How to Do Penny Drill:
- Place the penny on the practice mat.
- Hit it off the mat.
- Try hitting the penny with different clubs.
- Notice how high it goes. The higher, the better.
- Repeat. It helps you to stop topping the golf ball.
- Now, place the ball on the penny and hit it.
- This allows you not to top the golf ball.
#14: Freezer Swing Drill
Golfers intend to fire the hips from the top to gain more speed throughout their swing, which causes the club and hands to get stuck behind the hitter. It becomes difficult to attain a full swing.
The freezer swing drill makes sure that the club is coming through at the perfect time, creating a transition at the top of your backswing.

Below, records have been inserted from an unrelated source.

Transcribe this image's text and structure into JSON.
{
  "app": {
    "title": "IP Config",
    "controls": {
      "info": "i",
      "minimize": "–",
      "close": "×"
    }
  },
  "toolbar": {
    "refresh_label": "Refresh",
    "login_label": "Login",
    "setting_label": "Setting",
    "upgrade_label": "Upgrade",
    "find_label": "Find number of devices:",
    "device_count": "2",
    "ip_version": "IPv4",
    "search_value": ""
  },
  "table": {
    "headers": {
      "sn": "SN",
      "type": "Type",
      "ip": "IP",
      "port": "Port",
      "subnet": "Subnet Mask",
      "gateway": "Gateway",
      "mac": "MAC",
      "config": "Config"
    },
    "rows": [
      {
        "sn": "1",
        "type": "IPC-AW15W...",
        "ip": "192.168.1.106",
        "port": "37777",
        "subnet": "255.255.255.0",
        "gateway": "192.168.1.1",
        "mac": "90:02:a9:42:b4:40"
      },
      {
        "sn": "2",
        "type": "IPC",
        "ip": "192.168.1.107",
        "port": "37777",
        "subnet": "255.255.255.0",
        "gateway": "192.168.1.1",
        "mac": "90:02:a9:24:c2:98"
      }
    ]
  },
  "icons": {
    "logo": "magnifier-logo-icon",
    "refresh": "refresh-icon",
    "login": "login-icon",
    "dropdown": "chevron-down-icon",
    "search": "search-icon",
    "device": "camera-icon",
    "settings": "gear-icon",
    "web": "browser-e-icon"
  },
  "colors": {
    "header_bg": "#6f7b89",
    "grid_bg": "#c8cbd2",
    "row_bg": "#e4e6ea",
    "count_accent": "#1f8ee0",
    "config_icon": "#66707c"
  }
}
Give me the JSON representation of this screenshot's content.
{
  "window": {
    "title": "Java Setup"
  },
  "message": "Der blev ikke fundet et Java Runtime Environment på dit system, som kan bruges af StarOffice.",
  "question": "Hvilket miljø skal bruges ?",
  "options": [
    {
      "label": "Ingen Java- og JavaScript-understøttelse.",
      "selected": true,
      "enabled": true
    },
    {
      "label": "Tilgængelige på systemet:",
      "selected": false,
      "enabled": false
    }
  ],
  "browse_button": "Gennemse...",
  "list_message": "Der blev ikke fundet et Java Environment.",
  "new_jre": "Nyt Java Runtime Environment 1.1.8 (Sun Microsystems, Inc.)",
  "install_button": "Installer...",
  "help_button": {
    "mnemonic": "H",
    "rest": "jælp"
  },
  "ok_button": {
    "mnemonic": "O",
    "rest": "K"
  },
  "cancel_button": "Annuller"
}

How to Do Freezer Swing Drill:
- Be in the golf position and take your club.
- Swing to the top of the backswing.
- Freeze there for 2-4 seconds and then swing away.
- Pause the lower body for a long period to make sure the golf club doesn’t get stuck behind you.
#15: Feet Together Swing Drill
The drill is for those players who struggle with direction or contact or both. It helps you to maintain your balance throughout the swing. It is also by far one of the best golf swing drills for many players.
How to Do Feet Together Swing Drill:
- Slightly bend your knees and put your feet together.
- Now, start with a lower or half-speed swing.
- Increase the speed level to your comfort.
- By now, your body will start to be more balanced and move more sequentially.
#16: Alignment Golf Drill
Alignment sticks are the versatile training aid used in golf. These sticks help map the clubhead’s path right before, after, and during the impact.
How to Do Alignment Golf Drill:
- Take position in line with your designated target and place the ball on the ground.
- Lay an alignment stick horizontally about 5-6 inches on every side of the ball in line with your designated target.
- Adjust yourself and take full swing.
- If you hit the ball without hitting the alignment sticks, it means you’re close to your ideal swing plane.
- You can challenge yourself by bringing alignment sticks closer together.
- The closer together the alignment sticks, the better your swing plane will be.
#17: The Headcover Drill
The headcover drill is one of the most famous golf swing drills among new players. It helps to eliminate the tendency to slice the ball, improving the path of your swing.
How to Do the Headcover Drill:
- Take your driver and set up a ball on the tee with the appropriate height.
- Choose a target for the shot.
- Before taking a stance, take the headcover from the driver and put it on the ground.
- It must be outside of the designed target line.
- Headcover position determines whether the swing is coming in on a good path or not.
- If it is on the right path, it will not make contact with the headcover. A swing coming from outside-it makes an impact with it.
- Now, you’re set up, make a swing and make sure you don’t hit the headcover on the way through.